What are Invasive Species?
Invasive species are plants and animals that are not native to a particular area. Invasive species also change their habitat for the worse. Not all nonnative species are considered invasive. Wheat, for example, is nonnative but its introduction has not had an adverse effect on its habitat.
“Unfortunately, Mississippi is now home to a number of invasive plants and pests,” Bozeman said. “Plants like cogongrass and kudzu and pests like the southern pine beetle and the Ips engraver beetle can wreak havoc on a stand of timber.”
How are Invasive Species spread?
There are a variety of ways that invasive species spread. Short-distance spread is typically a natural occurrence. Wind, rain or animals can carry invasive plant seeds a relatively short distance. Short-distance spread rarely becomes a problem because native plants and animals evolve to coexist with the invasive species.
Long-distance spread is almost always human-assisted. Plant seeds or insects are carried a long distance on clothing, vehicles or firewood and introduced to a new area where the natural plants have not built any tolerance for the invasive species. Aggressive species, such as cogongrass, quickly expand their short distance range because there are no natural enemies in the new habitat.
Do humans play a role?
Whether it is for work or play, many Mississippians spend a great deal of time outdoors. Most people are unaware that certain plants or insects are not native and can be harmful to a new habitat.
Many weed seeds move well in soil, so muddy boots or vehicle tires can transport these seeds a great distance. Also, some weed seeds have hooks or barbs that attach to clothing.
Many invasive plants are attractive and can be found in nurseries as ornamentals. They can also hide in nursery stock, potting mixes, or home décor made from raw wood products.
Insects and disease pests of trees can be found in cut firewood and wood pallets.

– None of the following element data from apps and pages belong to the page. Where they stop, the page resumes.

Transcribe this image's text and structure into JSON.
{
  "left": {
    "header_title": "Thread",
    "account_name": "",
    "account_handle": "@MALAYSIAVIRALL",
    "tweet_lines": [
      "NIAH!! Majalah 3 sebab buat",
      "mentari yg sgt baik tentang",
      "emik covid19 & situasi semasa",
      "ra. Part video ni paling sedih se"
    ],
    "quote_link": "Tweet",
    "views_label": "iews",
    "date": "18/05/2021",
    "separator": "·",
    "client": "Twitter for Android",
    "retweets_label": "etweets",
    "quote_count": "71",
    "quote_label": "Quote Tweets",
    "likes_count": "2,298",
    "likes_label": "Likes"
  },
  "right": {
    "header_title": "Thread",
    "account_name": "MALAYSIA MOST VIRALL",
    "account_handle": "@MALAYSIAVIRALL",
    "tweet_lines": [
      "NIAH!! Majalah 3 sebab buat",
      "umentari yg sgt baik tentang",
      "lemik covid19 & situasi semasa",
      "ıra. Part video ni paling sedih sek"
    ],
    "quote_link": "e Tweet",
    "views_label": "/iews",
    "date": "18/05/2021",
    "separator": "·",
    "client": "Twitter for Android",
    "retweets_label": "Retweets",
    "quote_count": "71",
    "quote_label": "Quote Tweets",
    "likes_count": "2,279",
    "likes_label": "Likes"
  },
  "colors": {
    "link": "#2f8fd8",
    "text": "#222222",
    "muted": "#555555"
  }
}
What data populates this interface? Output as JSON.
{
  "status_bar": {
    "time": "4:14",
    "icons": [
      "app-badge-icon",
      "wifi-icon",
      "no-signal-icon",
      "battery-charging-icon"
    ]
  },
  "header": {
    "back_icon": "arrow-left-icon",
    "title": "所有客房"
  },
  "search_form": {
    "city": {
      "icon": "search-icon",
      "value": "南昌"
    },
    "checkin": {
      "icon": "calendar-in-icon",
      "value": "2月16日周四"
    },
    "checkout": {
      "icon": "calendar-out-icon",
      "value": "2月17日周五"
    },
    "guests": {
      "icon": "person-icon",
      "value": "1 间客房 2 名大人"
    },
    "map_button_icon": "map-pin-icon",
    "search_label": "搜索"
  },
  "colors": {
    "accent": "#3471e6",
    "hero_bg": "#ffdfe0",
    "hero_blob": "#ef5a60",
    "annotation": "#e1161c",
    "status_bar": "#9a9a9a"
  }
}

“Humans play a significant role in the spread of invasive plants and pests,” said Bozeman. “The problem is that we don’t realize we’ve transported an invasive species until it’s too late. However, if we are aware of how these harmful species are spread, we can begin to take precautions to protect our trees and forests.”
What can we do?
There are a number of precautions individuals can take to help prevent the spread of invasive species.
- After hiking or walking through the woods, clean your shoes and clothing off before you get in your vehicle to return home.
- If possible, clean your vehicle and tires before you travel too far from where you went into the woods.
- Never haul firewood more than 10 miles away from where it was cut.
- Buy plants that are native to the area from a reputable nursery.
- Avoid self-seeding plants, as they can spread outside the flower bed.
“The MFC is actively fighting against the spread of invasive species in Mississippi, but we need help from individuals,” Bozeman said. “The best thing people can do to prevent the spread of invasives is to be aware that not everything in the forests are native to the area and to understand that humans are one of the primary ways these harmful species spread throughout our state.”
For additional tips on how to prevent the spread of invasive plants and animals, visit mfc.ms.gov/forest-health and like and follow @MSForestryComm on Facebook, Twitter and Instagram.